Assigned task: For the entries that follow, set down each one exactly and drop any pictures.

Page and application data records
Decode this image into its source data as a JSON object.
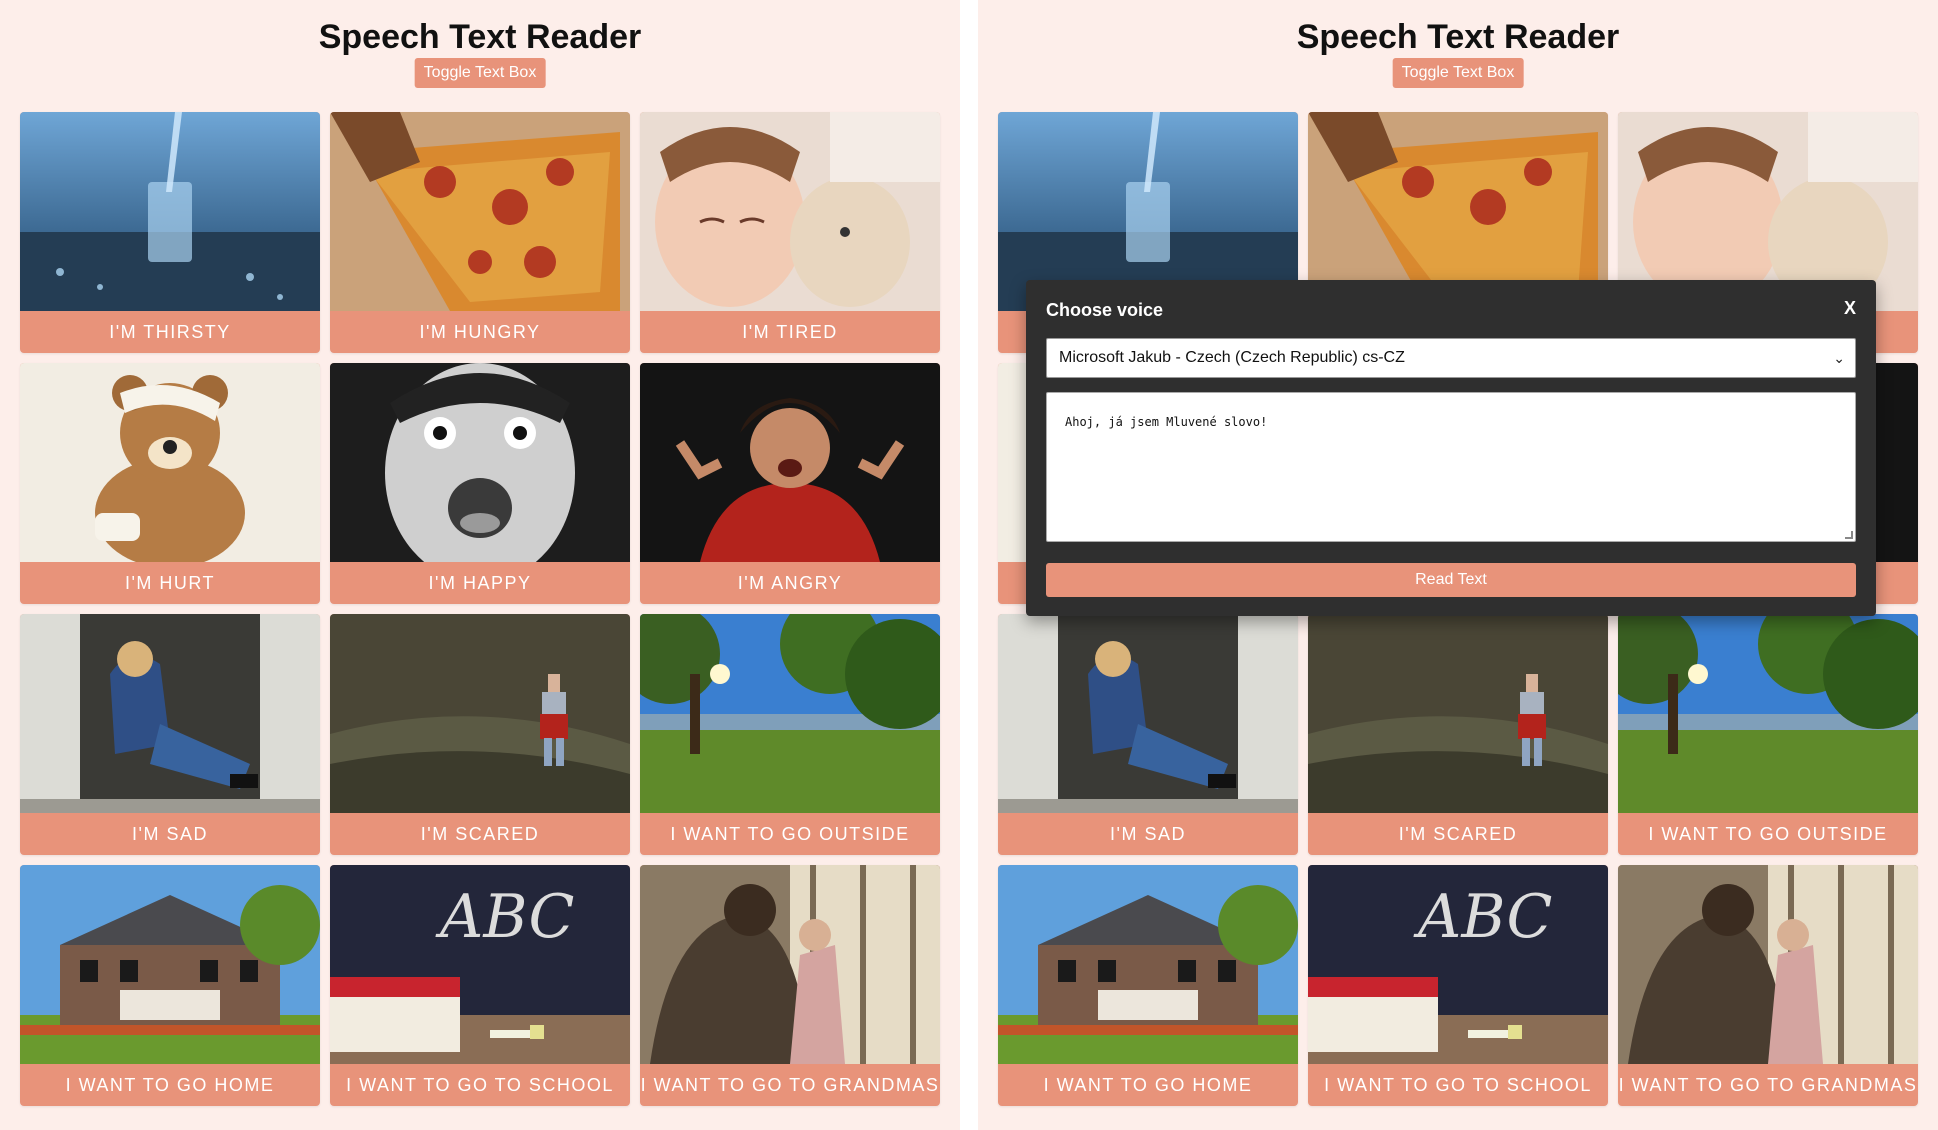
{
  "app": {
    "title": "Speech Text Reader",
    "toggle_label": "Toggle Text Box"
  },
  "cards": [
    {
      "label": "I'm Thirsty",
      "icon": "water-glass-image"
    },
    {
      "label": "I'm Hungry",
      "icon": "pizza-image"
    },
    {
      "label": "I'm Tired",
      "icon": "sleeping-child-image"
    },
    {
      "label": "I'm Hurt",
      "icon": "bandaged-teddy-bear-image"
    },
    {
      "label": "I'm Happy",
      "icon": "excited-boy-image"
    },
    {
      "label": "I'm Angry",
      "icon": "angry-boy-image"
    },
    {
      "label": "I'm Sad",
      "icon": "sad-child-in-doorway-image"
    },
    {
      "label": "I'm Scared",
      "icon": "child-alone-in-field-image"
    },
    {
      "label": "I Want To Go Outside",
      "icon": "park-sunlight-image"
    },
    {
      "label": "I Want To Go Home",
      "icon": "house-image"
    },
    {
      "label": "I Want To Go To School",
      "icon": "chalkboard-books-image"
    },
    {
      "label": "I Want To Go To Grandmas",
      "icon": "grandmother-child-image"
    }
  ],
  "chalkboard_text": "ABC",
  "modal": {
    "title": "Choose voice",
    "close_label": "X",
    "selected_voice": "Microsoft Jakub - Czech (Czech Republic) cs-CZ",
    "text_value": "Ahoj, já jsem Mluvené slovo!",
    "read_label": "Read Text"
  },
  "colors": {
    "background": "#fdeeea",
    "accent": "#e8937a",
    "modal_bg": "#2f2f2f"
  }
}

Completed task:
Decode this image into its source data as a JSON object.
{
  "app": {
    "title": "Speech Text Reader",
    "toggle_label": "Toggle Text Box"
  },
  "cards": [
    {
      "label": "I'm Thirsty",
      "icon": "water-glass-image"
    },
    {
      "label": "I'm Hungry",
      "icon": "pizza-image"
    },
    {
      "label": "I'm Tired",
      "icon": "sleeping-child-image"
    },
    {
      "label": "I'm Hurt",
      "icon": "bandaged-teddy-bear-image"
    },
    {
      "label": "I'm Happy",
      "icon": "excited-boy-image"
    },
    {
      "label": "I'm Angry",
      "icon": "angry-boy-image"
    },
    {
      "label": "I'm Sad",
      "icon": "sad-child-in-doorway-image"
    },
    {
      "label": "I'm Scared",
      "icon": "child-alone-in-field-image"
    },
    {
      "label": "I Want To Go Outside",
      "icon": "park-sunlight-image"
    },
    {
      "label": "I Want To Go Home",
      "icon": "house-image"
    },
    {
      "label": "I Want To Go To School",
      "icon": "chalkboard-books-image"
    },
    {
      "label": "I Want To Go To Grandmas",
      "icon": "grandmother-child-image"
    }
  ],
  "chalkboard_text": "ABC",
  "modal": {
    "title": "Choose voice",
    "close_label": "X",
    "selected_voice": "Microsoft Jakub - Czech (Czech Republic) cs-CZ",
    "text_value": "Ahoj, já jsem Mluvené slovo!",
    "read_label": "Read Text"
  },
  "colors": {
    "background": "#fdeeea",
    "accent": "#e8937a",
    "modal_bg": "#2f2f2f"
  }
}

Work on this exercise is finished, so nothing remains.